BEGIN EXTRACTED INFORMATION
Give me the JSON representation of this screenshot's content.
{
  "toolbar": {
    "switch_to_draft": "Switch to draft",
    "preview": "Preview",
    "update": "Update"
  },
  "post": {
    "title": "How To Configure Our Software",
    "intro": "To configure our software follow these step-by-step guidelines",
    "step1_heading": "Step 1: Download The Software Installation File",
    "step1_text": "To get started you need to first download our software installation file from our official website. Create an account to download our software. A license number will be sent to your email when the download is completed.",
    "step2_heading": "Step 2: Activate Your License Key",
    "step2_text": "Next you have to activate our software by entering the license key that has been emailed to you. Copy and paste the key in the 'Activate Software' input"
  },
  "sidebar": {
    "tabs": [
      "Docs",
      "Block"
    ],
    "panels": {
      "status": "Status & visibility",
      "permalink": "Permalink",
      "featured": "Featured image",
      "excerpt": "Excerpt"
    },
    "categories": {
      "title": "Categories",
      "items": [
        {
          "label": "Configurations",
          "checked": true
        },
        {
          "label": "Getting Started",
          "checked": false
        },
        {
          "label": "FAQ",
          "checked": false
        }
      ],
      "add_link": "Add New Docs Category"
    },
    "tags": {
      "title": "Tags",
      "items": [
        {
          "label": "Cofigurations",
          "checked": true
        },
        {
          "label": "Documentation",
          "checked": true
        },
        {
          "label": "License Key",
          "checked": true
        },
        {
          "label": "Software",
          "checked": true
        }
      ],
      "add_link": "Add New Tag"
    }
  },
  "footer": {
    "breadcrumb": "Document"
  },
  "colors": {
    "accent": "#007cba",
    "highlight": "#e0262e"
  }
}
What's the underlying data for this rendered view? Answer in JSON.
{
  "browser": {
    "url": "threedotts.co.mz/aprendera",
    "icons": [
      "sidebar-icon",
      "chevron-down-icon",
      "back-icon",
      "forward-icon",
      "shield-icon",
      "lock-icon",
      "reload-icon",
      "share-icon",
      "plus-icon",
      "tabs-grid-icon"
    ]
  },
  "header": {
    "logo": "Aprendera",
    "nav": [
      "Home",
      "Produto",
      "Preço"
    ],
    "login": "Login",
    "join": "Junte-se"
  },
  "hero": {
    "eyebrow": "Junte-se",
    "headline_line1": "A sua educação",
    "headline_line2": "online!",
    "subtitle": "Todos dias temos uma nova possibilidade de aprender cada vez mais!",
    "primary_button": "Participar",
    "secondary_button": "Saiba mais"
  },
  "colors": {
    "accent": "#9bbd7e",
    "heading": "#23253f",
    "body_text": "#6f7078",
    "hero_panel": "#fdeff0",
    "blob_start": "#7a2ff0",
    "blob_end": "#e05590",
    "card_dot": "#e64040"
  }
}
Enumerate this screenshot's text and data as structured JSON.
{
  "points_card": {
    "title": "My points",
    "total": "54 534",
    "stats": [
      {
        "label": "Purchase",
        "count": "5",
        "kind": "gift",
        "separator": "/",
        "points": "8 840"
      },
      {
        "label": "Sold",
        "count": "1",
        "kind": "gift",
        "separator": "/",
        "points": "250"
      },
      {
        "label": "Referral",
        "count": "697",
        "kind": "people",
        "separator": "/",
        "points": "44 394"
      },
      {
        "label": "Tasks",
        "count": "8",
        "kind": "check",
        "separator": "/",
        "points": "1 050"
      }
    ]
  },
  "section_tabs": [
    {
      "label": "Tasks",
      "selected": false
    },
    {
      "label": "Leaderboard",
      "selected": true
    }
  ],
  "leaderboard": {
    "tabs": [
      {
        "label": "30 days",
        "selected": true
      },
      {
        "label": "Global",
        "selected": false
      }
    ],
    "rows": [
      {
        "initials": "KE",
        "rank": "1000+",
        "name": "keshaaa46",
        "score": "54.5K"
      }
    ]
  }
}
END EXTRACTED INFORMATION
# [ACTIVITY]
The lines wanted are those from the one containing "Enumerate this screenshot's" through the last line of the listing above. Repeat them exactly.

# [TASK ANSWER]
Enumerate this screenshot's text and data as structured JSON.
{
  "points_card": {
    "title": "My points",
    "total": "54 534",
    "stats": [
      {
        "label": "Purchase",
        "count": "5",
        "kind": "gift",
        "separator": "/",
        "points": "8 840"
      },
      {
        "label": "Sold",
        "count": "1",
        "kind": "gift",
        "separator": "/",
        "points": "250"
      },
      {
        "label": "Referral",
        "count": "697",
        "kind": "people",
        "separator": "/",
        "points": "44 394"
      },
      {
        "label": "Tasks",
        "count": "8",
        "kind": "check",
        "separator": "/",
        "points": "1 050"
      }
    ]
  },
  "section_tabs": [
    {
      "label": "Tasks",
      "selected": false
    },
    {
      "label": "Leaderboard",
      "selected": true
    }
  ],
  "leaderboard": {
    "tabs": [
      {
        "label": "30 days",
        "selected": true
      },
      {
        "label": "Global",
        "selected": false
      }
    ],
    "rows": [
      {
        "initials": "KE",
        "rank": "1000+",
        "name": "keshaaa46",
        "score": "54.5K"
      }
    ]
  }
}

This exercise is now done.